- _Items from a dataset_:
◆ ◆ ◆

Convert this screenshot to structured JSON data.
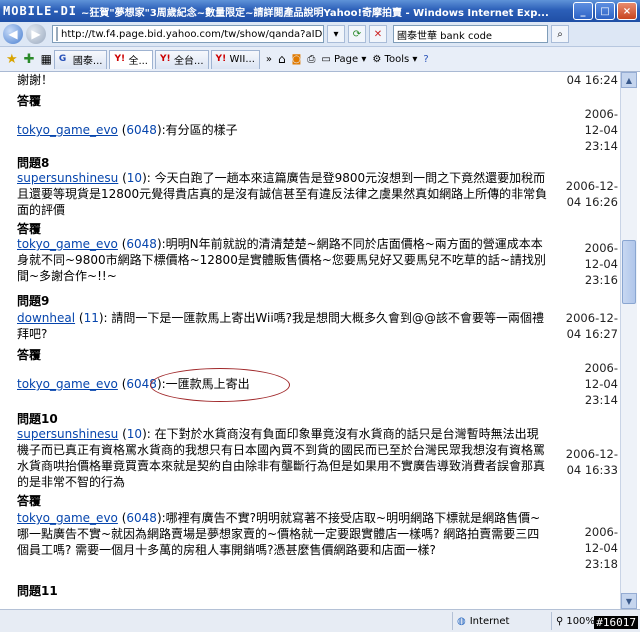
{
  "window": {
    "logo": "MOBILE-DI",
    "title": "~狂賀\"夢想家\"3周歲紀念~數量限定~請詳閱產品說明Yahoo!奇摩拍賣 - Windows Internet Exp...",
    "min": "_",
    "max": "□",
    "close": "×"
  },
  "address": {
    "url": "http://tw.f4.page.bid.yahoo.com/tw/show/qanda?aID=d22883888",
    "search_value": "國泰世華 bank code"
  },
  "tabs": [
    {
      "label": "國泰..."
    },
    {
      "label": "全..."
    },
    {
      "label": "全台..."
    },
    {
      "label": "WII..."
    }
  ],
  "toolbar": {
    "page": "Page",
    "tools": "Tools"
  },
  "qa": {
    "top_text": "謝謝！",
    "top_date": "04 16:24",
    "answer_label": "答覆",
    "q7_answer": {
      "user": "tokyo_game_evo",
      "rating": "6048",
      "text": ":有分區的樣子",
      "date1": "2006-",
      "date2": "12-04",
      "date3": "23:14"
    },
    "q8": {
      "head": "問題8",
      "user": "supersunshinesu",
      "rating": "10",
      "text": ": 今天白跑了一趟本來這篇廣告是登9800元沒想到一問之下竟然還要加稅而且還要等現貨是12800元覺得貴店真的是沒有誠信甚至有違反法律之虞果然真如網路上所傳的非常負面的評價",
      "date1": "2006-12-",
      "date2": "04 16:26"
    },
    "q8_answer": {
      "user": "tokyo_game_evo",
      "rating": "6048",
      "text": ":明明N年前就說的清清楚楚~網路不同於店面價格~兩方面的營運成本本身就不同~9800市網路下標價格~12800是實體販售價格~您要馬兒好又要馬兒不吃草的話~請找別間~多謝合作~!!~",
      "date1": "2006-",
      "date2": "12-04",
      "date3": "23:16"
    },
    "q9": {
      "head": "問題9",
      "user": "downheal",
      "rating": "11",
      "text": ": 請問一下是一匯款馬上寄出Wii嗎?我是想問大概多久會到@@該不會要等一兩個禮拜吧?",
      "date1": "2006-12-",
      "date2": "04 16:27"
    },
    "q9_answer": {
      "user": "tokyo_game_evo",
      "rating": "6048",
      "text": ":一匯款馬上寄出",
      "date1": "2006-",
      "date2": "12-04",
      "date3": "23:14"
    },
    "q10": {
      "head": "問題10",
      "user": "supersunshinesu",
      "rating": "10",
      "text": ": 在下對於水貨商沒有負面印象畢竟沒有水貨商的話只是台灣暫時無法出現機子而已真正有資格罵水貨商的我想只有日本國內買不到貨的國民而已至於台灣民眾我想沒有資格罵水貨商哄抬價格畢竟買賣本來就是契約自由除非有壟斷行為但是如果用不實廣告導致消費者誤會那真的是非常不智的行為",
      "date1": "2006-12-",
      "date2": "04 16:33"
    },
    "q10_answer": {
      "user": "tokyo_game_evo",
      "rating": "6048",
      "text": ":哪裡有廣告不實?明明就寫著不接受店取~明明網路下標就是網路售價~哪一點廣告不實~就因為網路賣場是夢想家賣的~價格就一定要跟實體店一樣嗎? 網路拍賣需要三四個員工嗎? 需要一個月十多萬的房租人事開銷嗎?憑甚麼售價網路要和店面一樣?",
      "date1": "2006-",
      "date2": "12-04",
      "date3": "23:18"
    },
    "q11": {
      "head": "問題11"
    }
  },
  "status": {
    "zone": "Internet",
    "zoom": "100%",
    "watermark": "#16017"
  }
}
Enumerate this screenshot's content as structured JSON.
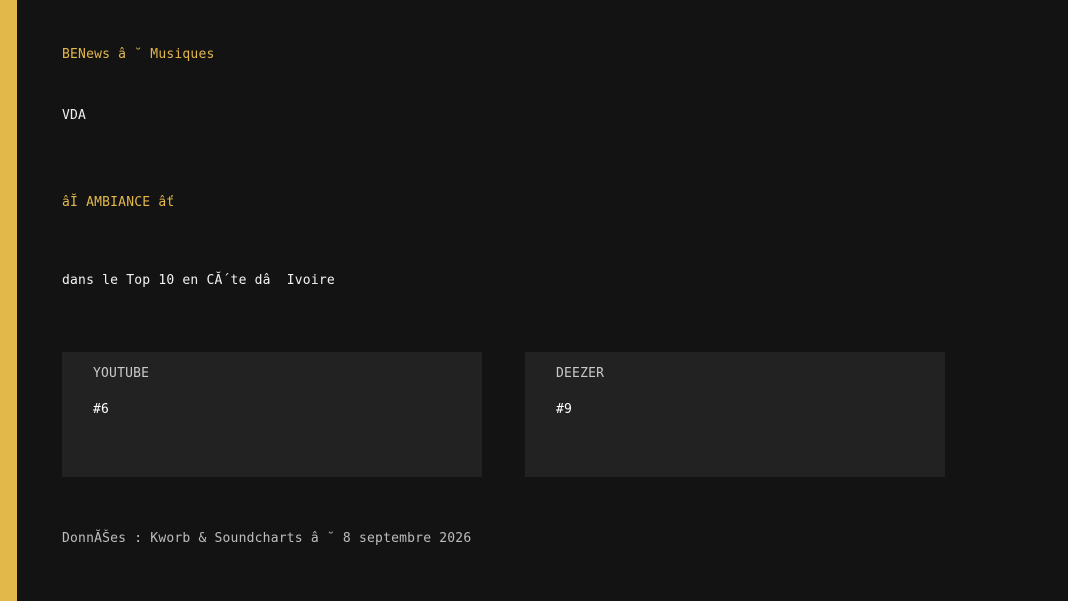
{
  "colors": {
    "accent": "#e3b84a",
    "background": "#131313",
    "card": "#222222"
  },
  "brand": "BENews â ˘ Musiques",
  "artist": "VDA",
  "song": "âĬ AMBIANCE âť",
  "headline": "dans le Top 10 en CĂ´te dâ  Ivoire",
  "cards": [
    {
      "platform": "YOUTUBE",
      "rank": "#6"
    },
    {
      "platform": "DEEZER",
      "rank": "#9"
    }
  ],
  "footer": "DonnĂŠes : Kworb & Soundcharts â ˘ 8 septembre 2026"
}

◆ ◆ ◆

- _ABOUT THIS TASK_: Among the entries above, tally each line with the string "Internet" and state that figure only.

- _EXERCISE RESULT_: 2